[Component data from apps and pages]
◆ ◆ ◆ ◆ ◆ ◆ ◆
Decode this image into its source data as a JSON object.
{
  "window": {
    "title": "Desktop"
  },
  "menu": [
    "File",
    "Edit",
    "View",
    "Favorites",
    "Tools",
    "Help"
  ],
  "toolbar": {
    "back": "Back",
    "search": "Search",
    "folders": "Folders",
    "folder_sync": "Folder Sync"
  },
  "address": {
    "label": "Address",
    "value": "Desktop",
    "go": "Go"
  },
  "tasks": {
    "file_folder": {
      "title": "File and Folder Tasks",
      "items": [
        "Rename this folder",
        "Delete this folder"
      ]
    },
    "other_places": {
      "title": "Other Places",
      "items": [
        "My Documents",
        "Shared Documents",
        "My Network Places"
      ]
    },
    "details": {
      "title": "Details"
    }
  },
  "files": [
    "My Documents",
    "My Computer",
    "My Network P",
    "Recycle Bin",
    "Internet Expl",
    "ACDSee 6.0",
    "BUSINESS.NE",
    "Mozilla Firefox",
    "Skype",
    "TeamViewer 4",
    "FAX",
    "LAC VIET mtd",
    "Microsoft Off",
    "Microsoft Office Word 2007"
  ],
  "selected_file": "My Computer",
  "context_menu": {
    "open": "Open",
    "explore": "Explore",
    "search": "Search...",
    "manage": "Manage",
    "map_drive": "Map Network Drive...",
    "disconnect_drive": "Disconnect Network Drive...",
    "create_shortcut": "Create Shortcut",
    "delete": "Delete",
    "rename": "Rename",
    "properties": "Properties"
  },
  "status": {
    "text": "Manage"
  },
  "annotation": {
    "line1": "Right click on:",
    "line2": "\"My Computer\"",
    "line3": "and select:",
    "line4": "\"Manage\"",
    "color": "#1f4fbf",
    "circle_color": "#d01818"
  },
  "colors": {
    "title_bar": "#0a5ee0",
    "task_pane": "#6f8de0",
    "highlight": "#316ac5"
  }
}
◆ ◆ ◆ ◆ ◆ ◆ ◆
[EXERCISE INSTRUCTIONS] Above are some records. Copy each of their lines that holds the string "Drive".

[COMPLETED EXERCISE]
    "map_drive": "Map Network Drive...",
    "disconnect_drive": "Disconnect Network Drive...",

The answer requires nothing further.